When Cornet was a young boy growing up on the outskirts of our Nairobi site in Kenya, he always dreamed of achieving an education of his own, something many of his family members and peers didn’t have access to. Even though he worked incredibly hard throughout school, he struggled to make ends meet for both his academic and family life, and couldn’t afford to continue his studies after high school.
Last year, when Cornet learned of Chalice’s Business Entrepreneurship Program at our Nairobi site through a friend, he attended conferences to learn more about business management. He started attending regularly, and soon applied to pitch his small business idea to our site to be considered for funding. He came fully prepared with hopes that he would emerge successful; and he did! He received a total of $1031 CAD to start a small cyber café! He purchased two desktop computers, a photocopier, a scanner with a printer, a binding machine, chairs, and a desk.
Cornet’s business is unique as he caters his prices to needy students within the community.
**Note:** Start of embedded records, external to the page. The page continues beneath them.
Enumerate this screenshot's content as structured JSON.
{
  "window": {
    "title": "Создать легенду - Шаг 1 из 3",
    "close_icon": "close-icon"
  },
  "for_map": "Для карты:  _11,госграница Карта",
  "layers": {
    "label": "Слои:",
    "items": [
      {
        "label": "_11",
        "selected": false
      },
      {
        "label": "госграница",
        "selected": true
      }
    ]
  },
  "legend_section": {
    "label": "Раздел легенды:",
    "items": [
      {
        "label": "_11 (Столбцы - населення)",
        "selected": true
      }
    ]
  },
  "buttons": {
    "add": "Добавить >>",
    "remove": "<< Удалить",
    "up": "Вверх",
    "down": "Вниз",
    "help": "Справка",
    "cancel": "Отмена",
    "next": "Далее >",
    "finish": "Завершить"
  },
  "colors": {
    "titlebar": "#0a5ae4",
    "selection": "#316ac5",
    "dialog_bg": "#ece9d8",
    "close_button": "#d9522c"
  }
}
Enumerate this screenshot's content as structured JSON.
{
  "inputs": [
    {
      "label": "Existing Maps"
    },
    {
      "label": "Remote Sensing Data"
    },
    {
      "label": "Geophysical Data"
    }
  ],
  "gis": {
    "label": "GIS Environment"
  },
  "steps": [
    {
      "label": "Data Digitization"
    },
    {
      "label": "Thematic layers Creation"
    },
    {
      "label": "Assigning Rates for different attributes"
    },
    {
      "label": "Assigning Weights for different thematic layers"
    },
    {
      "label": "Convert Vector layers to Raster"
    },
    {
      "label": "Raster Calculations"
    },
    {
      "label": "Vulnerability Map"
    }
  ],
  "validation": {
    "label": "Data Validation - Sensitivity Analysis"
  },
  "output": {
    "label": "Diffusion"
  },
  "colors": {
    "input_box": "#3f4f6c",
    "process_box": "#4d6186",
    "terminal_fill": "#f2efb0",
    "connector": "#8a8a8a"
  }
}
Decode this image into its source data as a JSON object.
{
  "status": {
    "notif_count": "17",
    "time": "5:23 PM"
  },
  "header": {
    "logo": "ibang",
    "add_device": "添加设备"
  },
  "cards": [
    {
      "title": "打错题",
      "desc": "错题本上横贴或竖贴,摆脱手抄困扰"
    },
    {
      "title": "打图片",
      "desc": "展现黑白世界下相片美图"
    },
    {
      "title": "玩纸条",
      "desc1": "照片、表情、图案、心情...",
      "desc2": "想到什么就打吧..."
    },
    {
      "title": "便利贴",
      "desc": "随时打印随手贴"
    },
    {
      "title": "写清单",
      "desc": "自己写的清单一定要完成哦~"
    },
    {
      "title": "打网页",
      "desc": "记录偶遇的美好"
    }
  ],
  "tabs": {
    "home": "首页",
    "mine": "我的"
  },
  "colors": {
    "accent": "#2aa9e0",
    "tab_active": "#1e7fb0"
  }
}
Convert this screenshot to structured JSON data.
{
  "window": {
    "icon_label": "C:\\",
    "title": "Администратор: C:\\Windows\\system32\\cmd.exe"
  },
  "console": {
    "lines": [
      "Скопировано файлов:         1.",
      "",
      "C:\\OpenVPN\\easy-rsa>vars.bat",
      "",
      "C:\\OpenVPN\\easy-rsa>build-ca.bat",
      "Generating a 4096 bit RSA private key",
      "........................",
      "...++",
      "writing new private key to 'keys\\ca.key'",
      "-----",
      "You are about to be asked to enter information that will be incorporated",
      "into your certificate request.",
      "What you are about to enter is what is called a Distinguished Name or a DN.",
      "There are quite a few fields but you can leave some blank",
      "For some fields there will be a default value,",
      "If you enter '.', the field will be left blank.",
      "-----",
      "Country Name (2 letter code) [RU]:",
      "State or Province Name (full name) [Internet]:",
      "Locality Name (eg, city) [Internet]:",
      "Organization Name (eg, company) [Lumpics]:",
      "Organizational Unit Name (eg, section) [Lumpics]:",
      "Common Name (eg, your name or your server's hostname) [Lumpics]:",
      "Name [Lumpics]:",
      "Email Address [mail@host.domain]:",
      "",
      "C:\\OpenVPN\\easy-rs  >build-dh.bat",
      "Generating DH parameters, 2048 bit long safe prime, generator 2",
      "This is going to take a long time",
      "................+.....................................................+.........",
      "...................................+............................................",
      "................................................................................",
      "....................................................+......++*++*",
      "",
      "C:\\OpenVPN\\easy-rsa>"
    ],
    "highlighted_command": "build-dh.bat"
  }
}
Many students can’t afford computers to complete their schoolwork, and many schools lack equipment or books. His business allows students to use computers and printing services at an accessible price, allowing them to complete their education without lofty barriers. He also offers services such as the delivery of documents and projects to the client’s doorstep!
So far, Cornet’s business has been a great success. He’s been able to expand his business by purchasing a laptop, extra tables, and a bulk supply of printer paper. He’s so happy that with his income, he’s able to offer some support to his family.
The COVID-19 pandemic brought about some significant changes in Cornet’s community. Cornet moved his cyber café from a rental shop to his own home in order to save money during the lockdown. With that came new ideas as he vowed to serve the community through printing and providing free educational materials for struggling primary, secondary and university students.
“Cornet works very hard and keeps our site updated with his progress regularly,” say Odhiambo Mark, a social worker from our Nairobi site. “We are all proud of him!”